(Page and application data records)
------------------------------------

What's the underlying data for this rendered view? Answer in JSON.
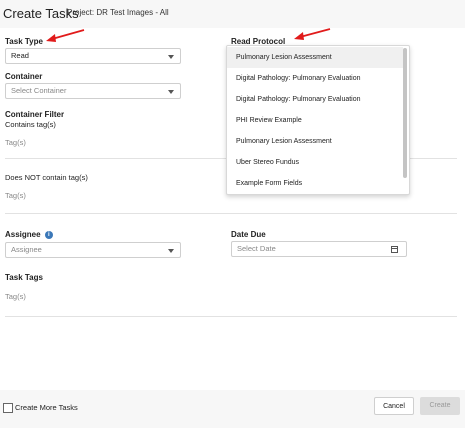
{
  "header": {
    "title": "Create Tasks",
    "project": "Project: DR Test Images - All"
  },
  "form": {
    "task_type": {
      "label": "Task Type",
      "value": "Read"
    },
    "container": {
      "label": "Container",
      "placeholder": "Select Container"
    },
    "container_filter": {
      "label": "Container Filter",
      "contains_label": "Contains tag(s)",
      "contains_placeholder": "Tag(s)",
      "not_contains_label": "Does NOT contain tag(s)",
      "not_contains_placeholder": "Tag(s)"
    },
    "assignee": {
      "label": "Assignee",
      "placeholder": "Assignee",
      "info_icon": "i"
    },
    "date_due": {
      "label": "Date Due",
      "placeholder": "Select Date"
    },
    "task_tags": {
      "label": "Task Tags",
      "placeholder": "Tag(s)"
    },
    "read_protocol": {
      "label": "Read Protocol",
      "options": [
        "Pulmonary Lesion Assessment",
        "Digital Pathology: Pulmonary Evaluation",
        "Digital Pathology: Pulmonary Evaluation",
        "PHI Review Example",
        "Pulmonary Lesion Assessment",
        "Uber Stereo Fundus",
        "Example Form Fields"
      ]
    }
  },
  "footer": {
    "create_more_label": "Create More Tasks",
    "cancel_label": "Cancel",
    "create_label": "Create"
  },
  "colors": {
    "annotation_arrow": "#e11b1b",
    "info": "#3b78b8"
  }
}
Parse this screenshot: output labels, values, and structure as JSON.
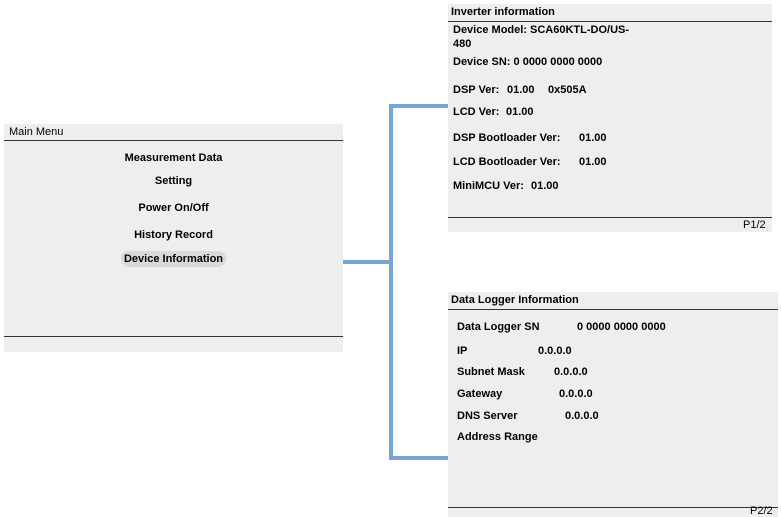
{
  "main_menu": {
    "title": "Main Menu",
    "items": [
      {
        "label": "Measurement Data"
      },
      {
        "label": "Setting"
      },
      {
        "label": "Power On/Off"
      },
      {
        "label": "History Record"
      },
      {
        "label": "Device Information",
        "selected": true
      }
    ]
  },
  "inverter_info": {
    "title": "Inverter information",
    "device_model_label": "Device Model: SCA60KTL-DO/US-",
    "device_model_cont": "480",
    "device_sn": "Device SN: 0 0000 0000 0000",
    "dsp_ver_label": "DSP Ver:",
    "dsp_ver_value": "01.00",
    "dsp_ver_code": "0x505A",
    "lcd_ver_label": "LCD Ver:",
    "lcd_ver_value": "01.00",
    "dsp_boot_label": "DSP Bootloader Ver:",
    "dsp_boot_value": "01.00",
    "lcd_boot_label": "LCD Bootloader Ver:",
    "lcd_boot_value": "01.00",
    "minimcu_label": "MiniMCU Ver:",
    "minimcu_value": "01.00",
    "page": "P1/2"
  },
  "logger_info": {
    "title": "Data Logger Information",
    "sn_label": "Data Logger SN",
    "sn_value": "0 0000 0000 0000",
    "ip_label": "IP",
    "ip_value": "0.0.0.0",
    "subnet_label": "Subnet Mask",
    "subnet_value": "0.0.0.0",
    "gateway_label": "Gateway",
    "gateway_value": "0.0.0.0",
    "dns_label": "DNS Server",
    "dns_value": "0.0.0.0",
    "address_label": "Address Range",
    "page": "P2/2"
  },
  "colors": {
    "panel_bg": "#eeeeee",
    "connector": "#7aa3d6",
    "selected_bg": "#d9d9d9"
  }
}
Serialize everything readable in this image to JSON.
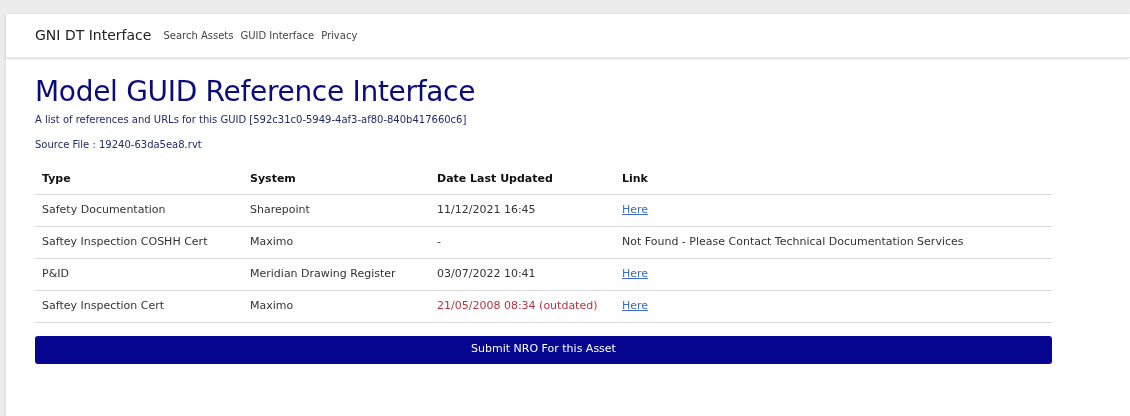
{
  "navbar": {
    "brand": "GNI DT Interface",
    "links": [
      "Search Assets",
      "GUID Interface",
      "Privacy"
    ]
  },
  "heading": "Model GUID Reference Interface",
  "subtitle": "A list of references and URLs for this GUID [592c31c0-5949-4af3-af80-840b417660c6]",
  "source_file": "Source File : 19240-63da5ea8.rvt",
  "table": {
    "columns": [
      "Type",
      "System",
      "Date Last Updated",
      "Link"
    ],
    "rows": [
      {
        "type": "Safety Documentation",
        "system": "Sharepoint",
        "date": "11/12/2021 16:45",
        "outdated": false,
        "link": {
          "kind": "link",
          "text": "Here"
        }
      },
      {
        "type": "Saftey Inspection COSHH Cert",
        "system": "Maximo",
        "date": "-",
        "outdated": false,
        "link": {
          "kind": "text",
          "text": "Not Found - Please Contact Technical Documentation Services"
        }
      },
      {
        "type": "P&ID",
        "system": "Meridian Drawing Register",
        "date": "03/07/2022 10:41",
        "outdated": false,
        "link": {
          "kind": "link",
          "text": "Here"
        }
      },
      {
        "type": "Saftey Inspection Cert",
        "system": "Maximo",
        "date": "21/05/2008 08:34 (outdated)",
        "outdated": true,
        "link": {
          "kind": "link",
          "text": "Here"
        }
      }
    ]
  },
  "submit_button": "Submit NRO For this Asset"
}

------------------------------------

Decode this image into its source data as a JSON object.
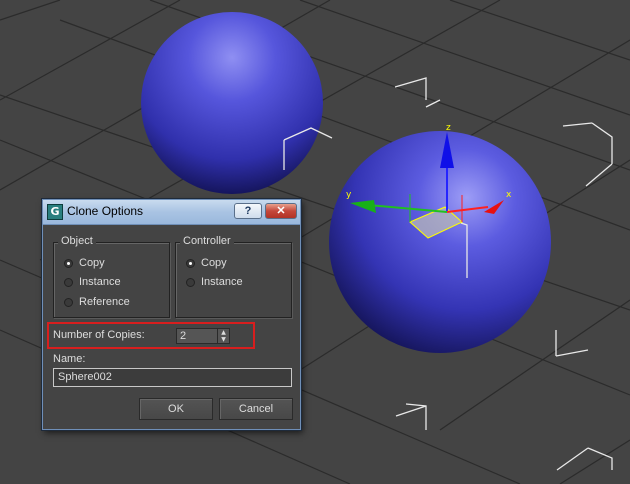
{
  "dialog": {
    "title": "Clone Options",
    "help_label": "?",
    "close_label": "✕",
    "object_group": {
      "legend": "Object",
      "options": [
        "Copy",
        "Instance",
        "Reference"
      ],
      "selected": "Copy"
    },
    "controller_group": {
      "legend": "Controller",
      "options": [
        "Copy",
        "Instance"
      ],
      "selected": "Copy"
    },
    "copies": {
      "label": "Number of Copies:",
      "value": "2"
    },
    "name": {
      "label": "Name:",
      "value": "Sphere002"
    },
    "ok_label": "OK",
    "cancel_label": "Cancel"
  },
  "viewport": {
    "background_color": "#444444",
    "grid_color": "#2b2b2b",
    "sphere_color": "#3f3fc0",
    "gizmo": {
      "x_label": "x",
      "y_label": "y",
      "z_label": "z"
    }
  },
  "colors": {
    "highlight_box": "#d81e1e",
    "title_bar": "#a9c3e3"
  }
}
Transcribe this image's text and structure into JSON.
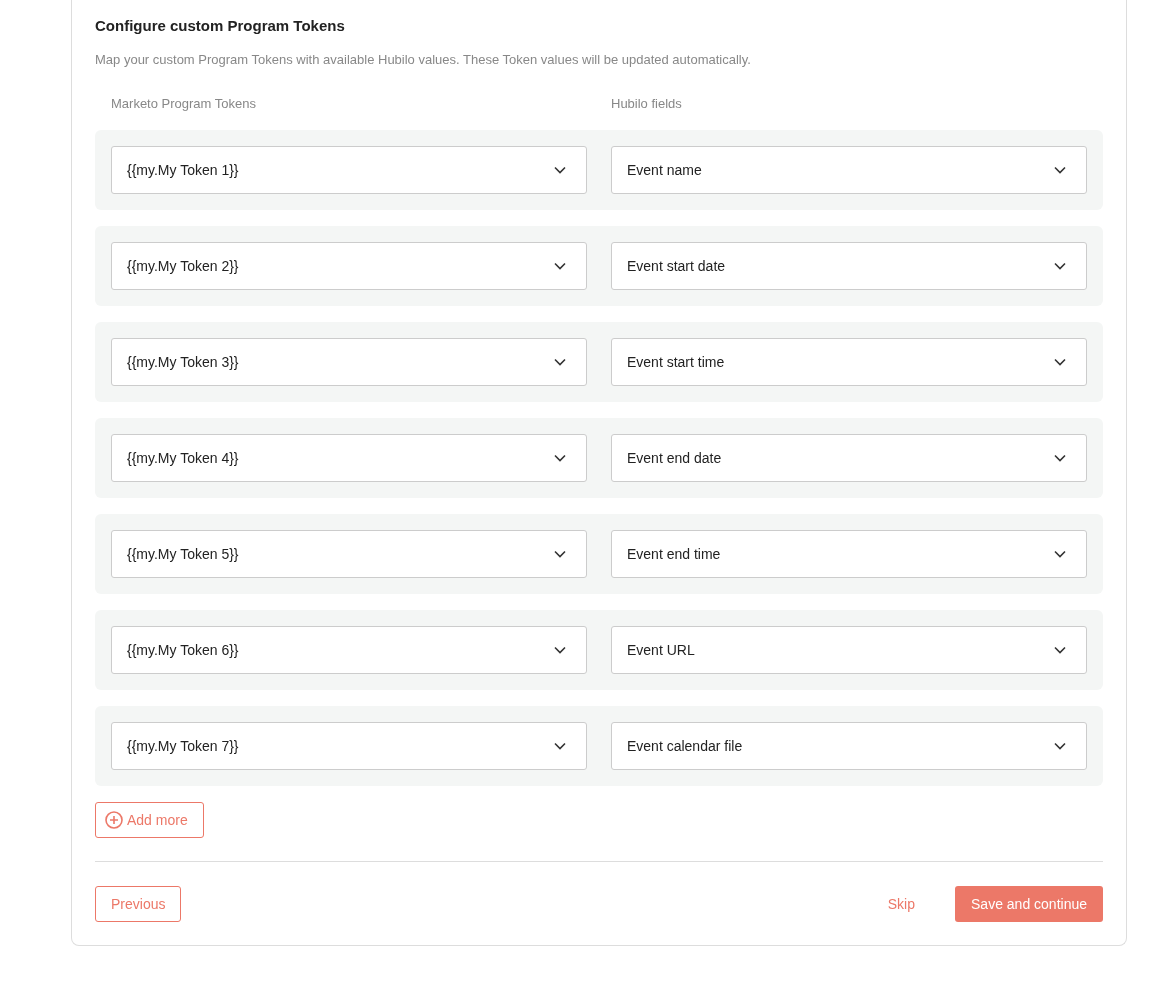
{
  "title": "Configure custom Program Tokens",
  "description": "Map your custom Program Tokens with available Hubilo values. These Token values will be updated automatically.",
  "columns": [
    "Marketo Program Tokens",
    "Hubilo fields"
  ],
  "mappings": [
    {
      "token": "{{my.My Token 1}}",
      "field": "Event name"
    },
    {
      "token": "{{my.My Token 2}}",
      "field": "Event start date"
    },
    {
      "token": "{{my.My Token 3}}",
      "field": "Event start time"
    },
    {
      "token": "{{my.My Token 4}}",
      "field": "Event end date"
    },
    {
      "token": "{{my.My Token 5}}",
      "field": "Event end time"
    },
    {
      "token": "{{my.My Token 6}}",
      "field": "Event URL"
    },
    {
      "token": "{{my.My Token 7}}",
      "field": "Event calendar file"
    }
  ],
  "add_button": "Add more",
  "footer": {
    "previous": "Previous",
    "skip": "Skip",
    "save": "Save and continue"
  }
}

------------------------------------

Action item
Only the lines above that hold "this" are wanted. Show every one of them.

Final answer
What's the underlying data for this rendered view? Answer in JSON.
Parse this screenshot: output labels, values, and structure as JSON.
Serialize everything readable in this image to JSON.
  "subtitle": "A list of references and URLs for this GUID [592c31c0-5949-4af3-af80-840b417660c6]",
  "submit_button": "Submit NRO For this Asset"
Decode this image into its source data as a JSON object.
Transcribe this image's text and structure into JSON.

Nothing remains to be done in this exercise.